Charlot Roi, "celebrated hunter" remains unknown and "un-celebrated" in the community that he clearly helped to fashion and make habitable for new settlement. To his credit he was intregal in the push to reduce the large population of black bear in the region; he used his intricate knowledge of the environment to aid in the surveying of the land, making it available to the growing number of migrating families; he extricated himself from enslavement by his white family and moved on to create a decent life for his family; he participated in the American dream of land ownership, buying and selling land in an incresingly racially hostile community before 1835. Finally, in the last two years of his life this black man, living in the midst of a state and society that did not often want or allow blacks to testify in a court of law gave testimony over and over again to save and protect the land grants of his white neighbors; some of whom were supporters of slavery and adversaries of the advancement of black people. His children had to leave the area to find better and safer lives.

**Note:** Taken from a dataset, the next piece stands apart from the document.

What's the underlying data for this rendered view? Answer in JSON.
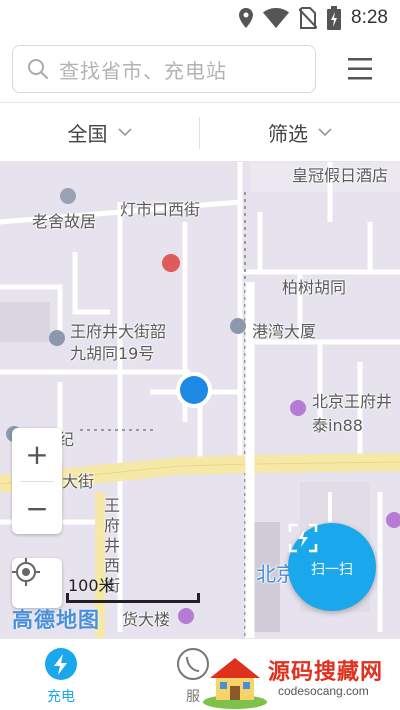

Two of his grandchildren may have been sold into chattel slavery; and all except one had to leave the place they called home to survive. Frank Shiloh, the youngest of Charlot's grandchildren, was the only African American Roi to remain in the area. Frank married Laura Wells, a woman born of similar circumstances in Missouri, and they raised children: Frank, Sarah, Laura, Velma, Gertrude and Eleanor. Frank died in 1915, and his wife and several of his children preceded him in death. With Frank died the legendary stories of his grandfather Charlot Roi. His children knew a bit of the family history, but it has only been in the past 25 years that lore and facts have been brought together to form an accurate picture of Charlot Roi and his family and their lives in the Ouachita Valley. A handful of Charlot's descendants remain in the Morehouse Parish area; the smaller groups being the descendants of his great grandson Frank Shiloh Jr; and of his great granddaughter Laura; the largest group of Charlot's descendants remaining in the Bastrop area are the grandchildren and great grandchildren of his great granddaguhter, Eleanor Shiloh Alford, the wife of Thomas Alford, and daughter-in-law of Isaiah "Tutt" Alford, the last of the great black hunters of NE Louisiana. The greatest body of Charlot's descendants are likely those born of his children and grandchildren who had to leave the area their ancestor forged to live decent lives.